    Intel’s evolving manufacturing strategy: The market’s response to Intel’s conference call yesterday was very indicative of the challenge it faces... here’s my interpretation of what was said from a perspective of what’s important to suppliers, not investors: Intel will continue to be an IDM with a foundry-lite position in line with the current strategic requirements the evolving Heterogeneous Integration (HI) market requirements...

    Intel and Pat Gelsinger: Why Pat Gelsinger took the CEO Job at Intel now when he rejected it in 2018… The answer is fundamentally strategic. When Brian Krzanich left abruptly in 2018, taking Intel’s CEO job was a lose-lose proposition. Taking it would have been tactical… The pressure was especially intense, since Intel had slipped a node for the first time this century in 2015. In 2018, Pat’s failure-mode risk was he could have been seen as just another insider masquerading as an outsider. If he succeeded, he would be seen as just another plug-in CEO in what was a great company similar to Valentino Rossi’s early MotoGP World Championship on Honda (was Rossi great or was it just the bike; i.e., was it the new CEO or just Intel). Even if you won, you lost…
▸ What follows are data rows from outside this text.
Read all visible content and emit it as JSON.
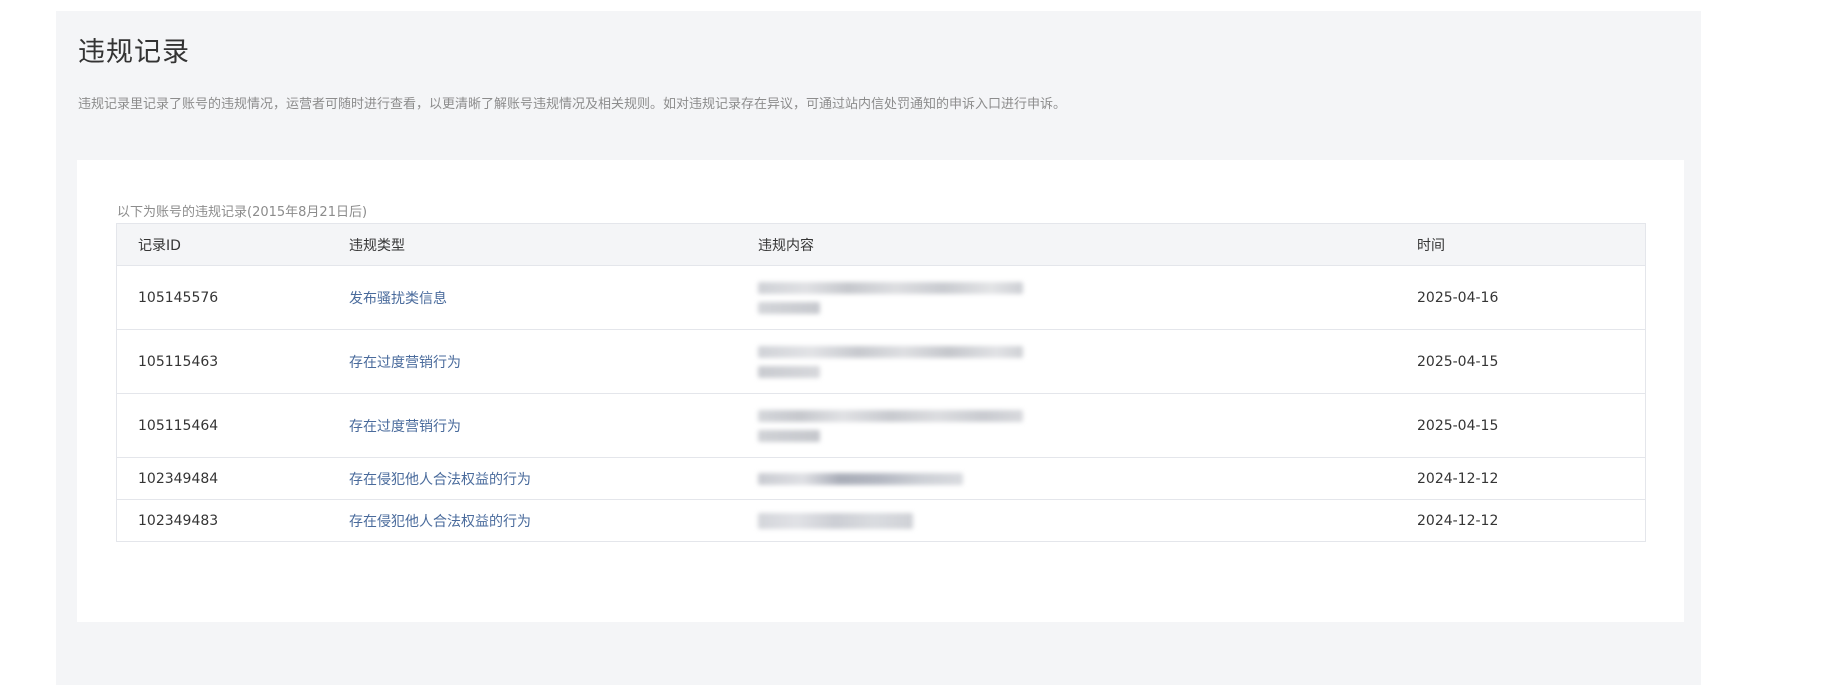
{
  "page": {
    "title": "违规记录",
    "description": "违规记录里记录了账号的违规情况，运营者可随时进行查看，以更清晰了解账号违规情况及相关规则。如对违规记录存在异议，可通过站内信处罚通知的申诉入口进行申诉。"
  },
  "table": {
    "caption": "以下为账号的违规记录(2015年8月21日后)",
    "headers": {
      "id": "记录ID",
      "type": "违规类型",
      "content": "违规内容",
      "time": "时间"
    },
    "rows": [
      {
        "id": "105145576",
        "type": "发布骚扰类信息",
        "time": "2025-04-16"
      },
      {
        "id": "105115463",
        "type": "存在过度营销行为",
        "time": "2025-04-15"
      },
      {
        "id": "105115464",
        "type": "存在过度营销行为",
        "time": "2025-04-15"
      },
      {
        "id": "102349484",
        "type": "存在侵犯他人合法权益的行为",
        "time": "2024-12-12"
      },
      {
        "id": "102349483",
        "type": "存在侵犯他人合法权益的行为",
        "time": "2024-12-12"
      }
    ]
  },
  "colors": {
    "panel_bg": "#f4f5f7",
    "link": "#4a6b9c",
    "muted_text": "#8c8c8c"
  }
}
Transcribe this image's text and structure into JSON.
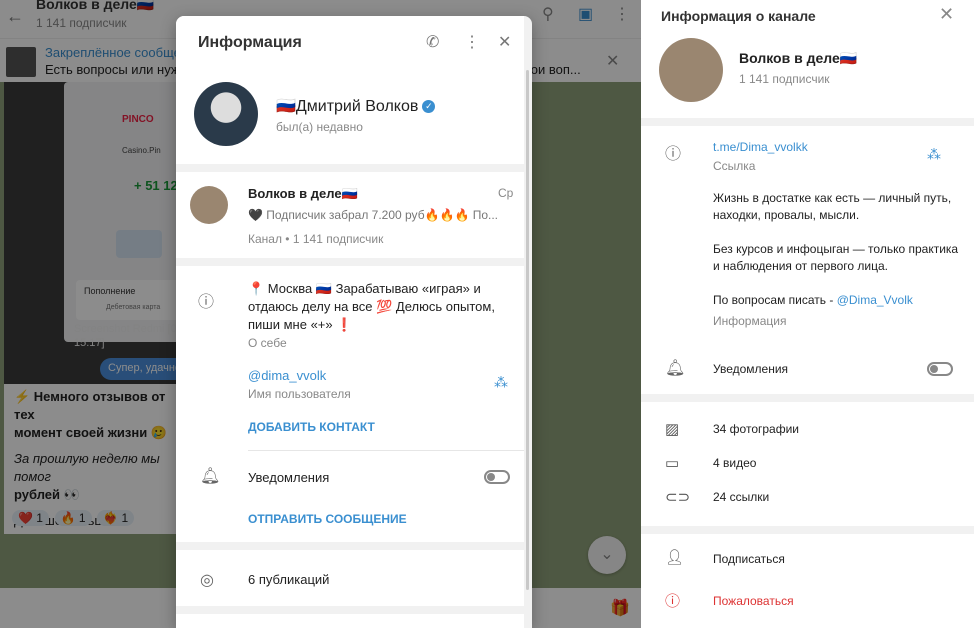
{
  "chat": {
    "title": "Волков в деле🇷🇺",
    "subscribers": "1 141 подписчик",
    "pinned_title": "Закреплённое сообще",
    "pinned_text": "Есть вопросы или нуж",
    "pinned_tail": "вои воп...",
    "image_brand": "PINCO",
    "image_casino": "Casino.Pin",
    "image_amount": "+ 51 12",
    "image_card_title": "Пополнение",
    "image_card_sub": "Дебетовая карта",
    "image_caption": "Screenshot Redmi [0\n15:17]",
    "reply_button": "Супер, удачно",
    "message_line1": "⚡ Немного отзывов от тех",
    "message_line2": "момент своей жизни 🥲",
    "message_line3": "За прошлую неделю мы помог",
    "message_line4": "рублей 👀",
    "message_line5": "Дальше больше🤝",
    "reactions": [
      {
        "emoji": "❤️",
        "count": "1"
      },
      {
        "emoji": "🔥",
        "count": "1"
      },
      {
        "emoji": "❤️‍🔥",
        "count": "1"
      }
    ]
  },
  "modal": {
    "title": "Информация",
    "profile_name": "🇷🇺Дмитрий Волков",
    "profile_status": "был(а) недавно",
    "channel_title": "Волков в деле🇷🇺",
    "channel_day": "Ср",
    "channel_last": "🖤 Подписчик забрал 7.200 руб🔥🔥🔥 По...",
    "channel_subs": "Канал • 1 141 подписчик",
    "about": "📍 Москва 🇷🇺 Зарабатываю «играя» и отдаюсь делу на все 💯 Делюсь опытом, пиши мне «+» ❗",
    "about_label": "О себе",
    "username": "@dima_vvolk",
    "username_label": "Имя пользователя",
    "add_contact": "ДОБАВИТЬ КОНТАКТ",
    "notifications": "Уведомления",
    "send_message": "ОТПРАВИТЬ СООБЩЕНИЕ",
    "publications": "6 публикаций"
  },
  "right": {
    "title": "Информация о канале",
    "name": "Волков в деле🇷🇺",
    "subscribers": "1 141 подписчик",
    "link": "t.me/Dima_vvolkk",
    "link_label": "Ссылка",
    "desc1": "Жизнь в достатке как есть — личный путь, находки, провалы, мысли.",
    "desc2": "Без курсов и инфоцыган — только практика и наблюдения от первого лица.",
    "desc3_prefix": "По вопросам писать - ",
    "desc3_link": "@Dima_Vvolk",
    "desc_label": "Информация",
    "notifications": "Уведомления",
    "photos": "34 фотографии",
    "videos": "4 видео",
    "links": "24 ссылки",
    "subscribe": "Подписаться",
    "report": "Пожаловаться"
  }
}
    Chip History Center
    People: Mark Bohr: It’s 2002… Intel will become the first to crack 90nm, making semiconductors the first nanotechnology industry of scale. These integrated circuits or ICs were well past the 100-nanometer border that defines where nanotechnology starts. Thus, Intel was leading the industry from microchips to nanochips. It would take a lot of manufacturing breakthroughs for the team of engineers and scientists at Intel to pull this off, including SiGe. In doing so, it would raise Intel TMG into the pantheon of legendary solid-state research centers. Mark Bohr, Intel Fellow, Director of Process Architecture and Integration discusses the launch of Intel's then new P1262 90nm Process in this historic interview. Intel at 90nm


    People: Paul Magliocco: ATE was undergoing major change in the early 2000s as IC densities on SoC semiconductors had passed the point where they could be economically and effectively tested functionally. Tester prices and test times had exploded. Two great debates ensued over: 1) a move by chip makers to commoditize testers with an open standard and 2) structural test versus functional test. Originally taped in 2003, Paul Magliocco discusses how he saw these issues and how they would affect his start-up, Nextest. The company would later be bought by Teradyne in what would prove to be a very fruitful merger, due in part to the architectural decisions Nextest was making in the early 2000s. New Reality for Test Structural vs Functional Test Open ATE Architecture: ATE Executive View
    Semiconductor Stocks
    VLSI's Semiconductor Stock Indices all plummeted this week after an explosive stretch of trading from popular internet chat room.
    • Semiconductors -5%
    • Equipment -8%
    • EDA -5%
    • Electronic Materials -5%

    VLSI’s Semiconductor Stock Index dropped 4.7% this week. Western Digital was this week’s biggest winner up 11.3% as the company posted better than expected quarter results. Skyworks, STMicroelectronics, and IBM also claimed three of the top six performers this week.
    IDM -1.8%
    Foundry & OSAT -9.3%
    Fabless & Fablite -5.0%
    VLSI’s Semiconductor Equipment Stock Index sunk 7.8% this week. Nikon came out on top with an increase of 2.3% while BESI remained flat.
    WFE -7.5%
    Test -14.6%
    Assembly -5.1%

    VLSI’s EDA Stock Index fell 5.3%.
    VLSI’s Electronics Materials Stock Index fell 5.5% with a majority of the companies performing better than the weekly average.
    Hottest Stocks: Western Digital, Skyworks, Nikon, STMicroelectronics, IBM, and BESI.

    Views: 973
    Domain: Electronics
    Category: Semiconductors